(5) BELIEVES “WE ALREADY RECOGNIZE” THE GOVERNMENT OF TAIWAN: Discussing U.S.-Chinese relations with ThinkProgress, Cain confirmed fears that he lacked a firm grasp on foreign policy matters when he declared that “we already recognize” the government of Taiwan. In fact, the United States stopped recognizing Taiwan in 1979. Cain, visibly confused about relations between the U.S, China, and Taiwan, refused to say whether this belief meant he planned to send an ambassador to Taiwan, saying instead, “President Cain will get back to you!” Lest the matter seem trivial, Chinese-Taiwanese relations are extraordinarily tense and the matter of diplomatic relations with the United States carries enormous implications for the billions of people living in southeast Asia.
(6) WANTS TO PUT DIRTY ENERGY CEOS IN CHARGE OF EPA REGULATIONS: After an Iowa voter asked about increasing domestic oil production, Cain proposed creating a commission consisting of businessmen from the coal, oil, shale oil, and natural gas industries to gut environmental protections. Cain even said he would appoint the CEO of Shell, claiming the company had been “abused” by the EPA. Cain has close ties to several top oil executives.
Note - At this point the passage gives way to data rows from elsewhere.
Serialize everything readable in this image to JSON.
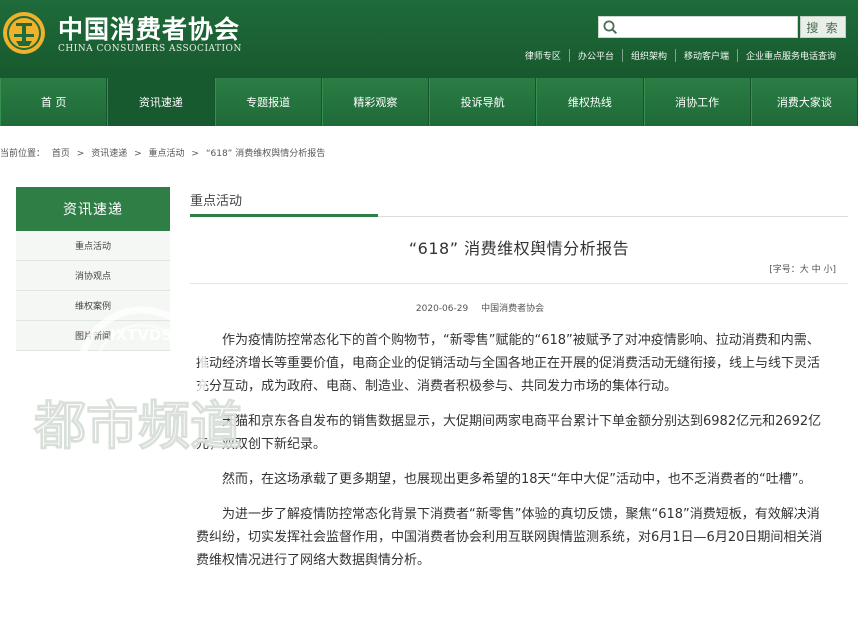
{
  "header": {
    "logo_cn": "中国消费者协会",
    "logo_en": "CHINA CONSUMERS ASSOCIATION",
    "search": {
      "placeholder": "",
      "value": "",
      "button_label": "搜 索"
    },
    "top_links": [
      "律师专区",
      "办公平台",
      "组织架构",
      "移动客户端",
      "企业重点服务电话查询"
    ]
  },
  "nav": {
    "items": [
      "首 页",
      "资讯速递",
      "专题报道",
      "精彩观察",
      "投诉导航",
      "维权热线",
      "消协工作",
      "消费大家谈"
    ],
    "active_index": 1
  },
  "breadcrumb": {
    "label": "当前位置：",
    "items": [
      "首页",
      "资讯速递",
      "重点活动",
      "“618” 消费维权舆情分析报告"
    ],
    "separator": ">"
  },
  "sidebar": {
    "title": "资讯速递",
    "items": [
      "重点活动",
      "消协观点",
      "维权案例",
      "图片新闻"
    ]
  },
  "main": {
    "section_title": "重点活动",
    "article": {
      "title": "“618” 消费维权舆情分析报告",
      "font_size_control": "[字号：大 中 小]",
      "date": "2020-06-29",
      "source": "中国消费者协会",
      "paragraphs": [
        "作为疫情防控常态化下的首个购物节，“新零售”赋能的“618”被赋予了对冲疫情影响、拉动消费和内需、推动经济增长等重要价值，电商企业的促销活动与全国各地正在开展的促消费活动无缝衔接，线上与线下灵活充分互动，成为政府、电商、制造业、消费者积极参与、共同发力市场的集体行动。",
        "天猫和京东各自发布的销售数据显示，大促期间两家电商平台累计下单金额分别达到6982亿元和2692亿元，双双创下新纪录。",
        "然而，在这场承载了更多期望，也展现出更多希望的18天“年中大促”活动中，也不乏消费者的“吐槽”。",
        "为进一步了解疫情防控常态化背景下消费者“新零售”体验的真切反馈，聚焦“618”消费短板，有效解决消费纠纷，切实发挥社会监督作用，中国消费者协会利用互联网舆情监测系统，对6月1日—6月20日期间相关消费维权情况进行了网络大数据舆情分析。"
      ]
    }
  },
  "watermark": {
    "text": "都市频道",
    "ring_text": "IXTVDS"
  },
  "colors": {
    "header_green": "#1f6b3a",
    "nav_green": "#2a7d44",
    "accent_green": "#2f7e45",
    "logo_gold": "#f0b22a"
  },
  "icons": {
    "logo": "consumer-association-emblem-icon",
    "search": "search-icon"
  }
}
(7) BELIEVES IRAQ SHOULD PAY U.S. BACK FOR INVADING THEIR COUNTRY: Cain suggested in a 2008 interview that Iraq should pay the United States back for invading and occupying their country. Even Rick Santorum, who nobody would confuse as a moderate, strongly disagreed with this idea, saying, “I think that would send every possible wrong signal.” Since the U.S.-led invasion of Iraq began, hundreds of thousands of Iraqi civilians have died and millions have been displaced.
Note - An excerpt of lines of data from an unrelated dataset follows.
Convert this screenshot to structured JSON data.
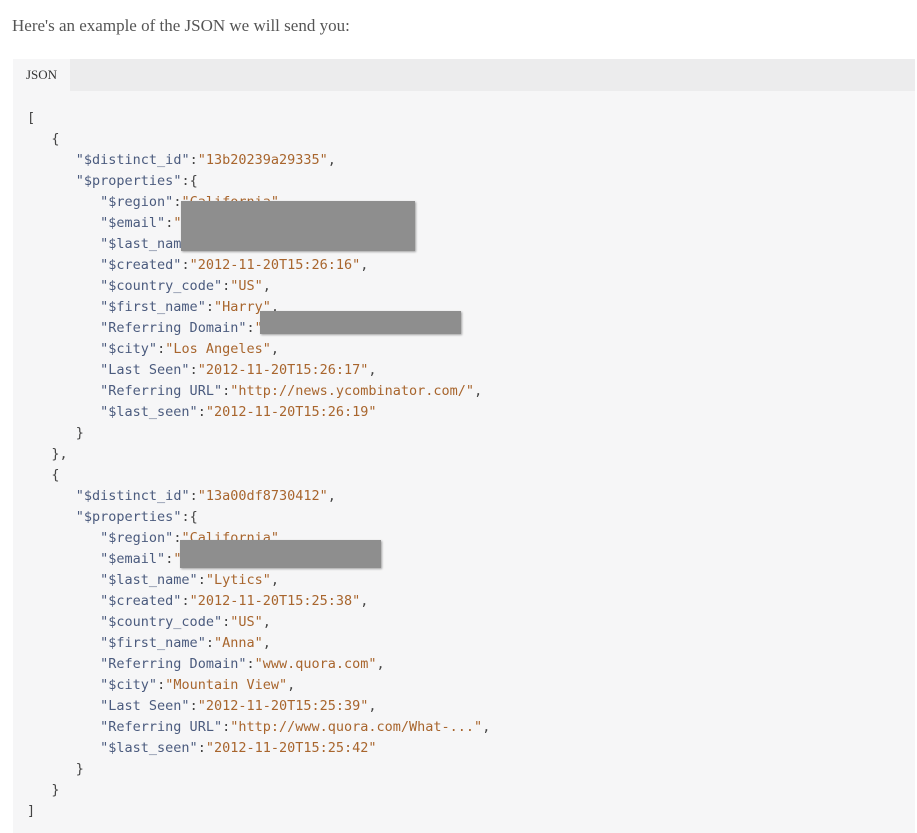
{
  "intro_text": "Here's an example of the JSON we will send you:",
  "tab_label": "JSON",
  "records": [
    {
      "distinct_id_key": "\"$distinct_id\"",
      "distinct_id_value": "\"13b20239a29335\"",
      "properties_key": "\"$properties\"",
      "props": [
        {
          "key": "\"$region\"",
          "value": "\"California\"",
          "redacted": true
        },
        {
          "key": "\"$email\"",
          "value": "\"",
          "redacted": true
        },
        {
          "key": "\"$last_nam",
          "value": "",
          "redacted": true
        },
        {
          "key": "\"$created\"",
          "value": "\"2012-11-20T15:26:16\""
        },
        {
          "key": "\"$country_code\"",
          "value": "\"US\""
        },
        {
          "key": "\"$first_name\"",
          "value": "\"Harry\"",
          "redacted": true
        },
        {
          "key": "\"Referring Domain\"",
          "value": "\"",
          "redacted": true
        },
        {
          "key": "\"$city\"",
          "value": "\"Los Angeles\""
        },
        {
          "key": "\"Last Seen\"",
          "value": "\"2012-11-20T15:26:17\""
        },
        {
          "key": "\"Referring URL\"",
          "value": "\"http://news.ycombinator.com/\""
        },
        {
          "key": "\"$last_seen\"",
          "value": "\"2012-11-20T15:26:19\"",
          "last": true
        }
      ]
    },
    {
      "distinct_id_key": "\"$distinct_id\"",
      "distinct_id_value": "\"13a00df8730412\"",
      "properties_key": "\"$properties\"",
      "props": [
        {
          "key": "\"$region\"",
          "value": "\"California\"",
          "redacted": true
        },
        {
          "key": "\"$email\"",
          "value": "\"",
          "redacted": true
        },
        {
          "key": "\"$last_name\"",
          "value": "\"Lytics\""
        },
        {
          "key": "\"$created\"",
          "value": "\"2012-11-20T15:25:38\""
        },
        {
          "key": "\"$country_code\"",
          "value": "\"US\""
        },
        {
          "key": "\"$first_name\"",
          "value": "\"Anna\""
        },
        {
          "key": "\"Referring Domain\"",
          "value": "\"www.quora.com\""
        },
        {
          "key": "\"$city\"",
          "value": "\"Mountain View\""
        },
        {
          "key": "\"Last Seen\"",
          "value": "\"2012-11-20T15:25:39\""
        },
        {
          "key": "\"Referring URL\"",
          "value": "\"http://www.quora.com/What-...\""
        },
        {
          "key": "\"$last_seen\"",
          "value": "\"2012-11-20T15:25:42\"",
          "last": true
        }
      ]
    }
  ]
}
(8) TRIED TO HIDE HIS GAY TREASURER: A former staffer to Cain, Kevin Hall, testified in court that Cain attempted to cover up the involvement of his openly gay PAC treasurer Scott Toomey. According to Hall, the campaign was trying to cover up Toomey’s involvement due to his sexuality. Cain’s lawyers declined to dispute the allegations.
(9) SAYS HE WOULD SUPPORT A NATIONAL PHOTO ID LAW: With an increasing number of conservative governors implement new requirements for voters to present photo identification at the polls, Cain told ThinkProgress he’d support such a bill on a federal level. “If you need a picture to get on an airplane, why shouldn’t you need one in order to be able to vote?” Cain asked. To be clear, voting is not like getting on an airplane – only one is the basis of our very democracy – and requirements that citizens present photo IDs instead of other forms of identification has the potential to disenfranchise millions of voters, especially minorities and poorer individuals.
(10) BELIEVES THAT AMERICANS HAVE THE RIGHT TO BAN MOSQUES: During a Fox News Sunday interview, Cain professed his belief that if a community wants to ban a mosque, “they have a right to do that.” Rather than idle banter, Cain’s comments came fresh off his speech blasting the proposed expansion of an existing Islamic center in Murfreesboro, Tennessee because it was, in the former pizza executive’s estimation, “not an innocent mosque.” Cain’s view is squarely at odds with not only the Constitution, but basic precepts of tolerance and diversity as well.